[Component data from apps and pages]
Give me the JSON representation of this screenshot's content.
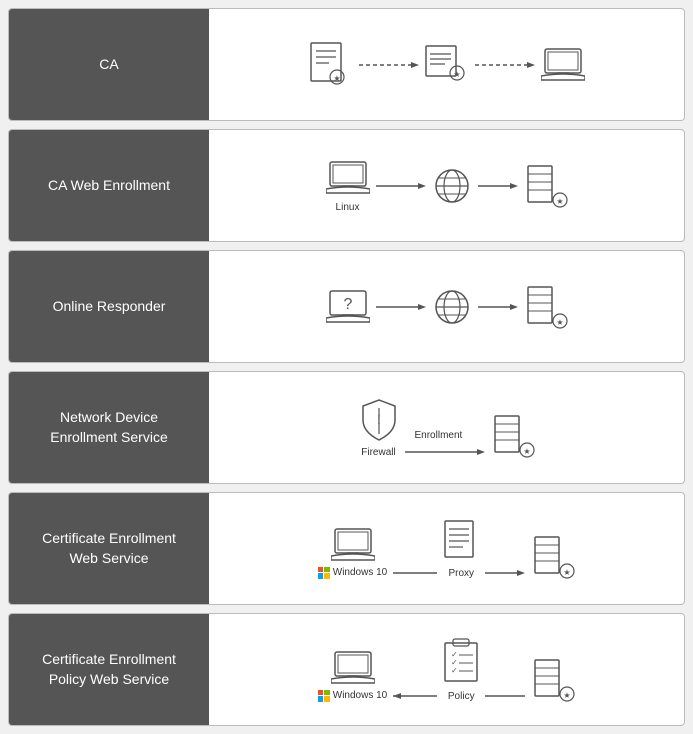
{
  "rows": [
    {
      "id": "ca",
      "label": "CA",
      "label2": "",
      "diagram_type": "ca"
    },
    {
      "id": "ca-web",
      "label": "CA Web Enrollment",
      "label2": "",
      "diagram_type": "ca-web"
    },
    {
      "id": "online-responder",
      "label": "Online Responder",
      "label2": "",
      "diagram_type": "online-responder"
    },
    {
      "id": "ndes",
      "label": "Network Device\nEnrollment Service",
      "label2": "",
      "diagram_type": "ndes"
    },
    {
      "id": "cews",
      "label": "Certificate Enrollment\nWeb Service",
      "label2": "",
      "diagram_type": "cews"
    },
    {
      "id": "cepws",
      "label": "Certificate Enrollment\nPolicy Web Service",
      "label2": "",
      "diagram_type": "cepws"
    }
  ],
  "labels": {
    "ca": "CA",
    "ca_web": "CA Web Enrollment",
    "online_responder": "Online Responder",
    "ndes": "Network Device\nEnrollment Service",
    "cews": "Certificate Enrollment\nWeb Service",
    "cepws": "Certificate Enrollment\nPolicy Web Service",
    "linux": "Linux",
    "firewall": "Firewall",
    "enrollment": "Enrollment",
    "windows10": "Windows 10",
    "proxy": "Proxy",
    "policy": "Policy"
  }
}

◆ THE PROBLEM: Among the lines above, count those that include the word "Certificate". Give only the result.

◆ SOLUTION TO THIS PROBLEM: 4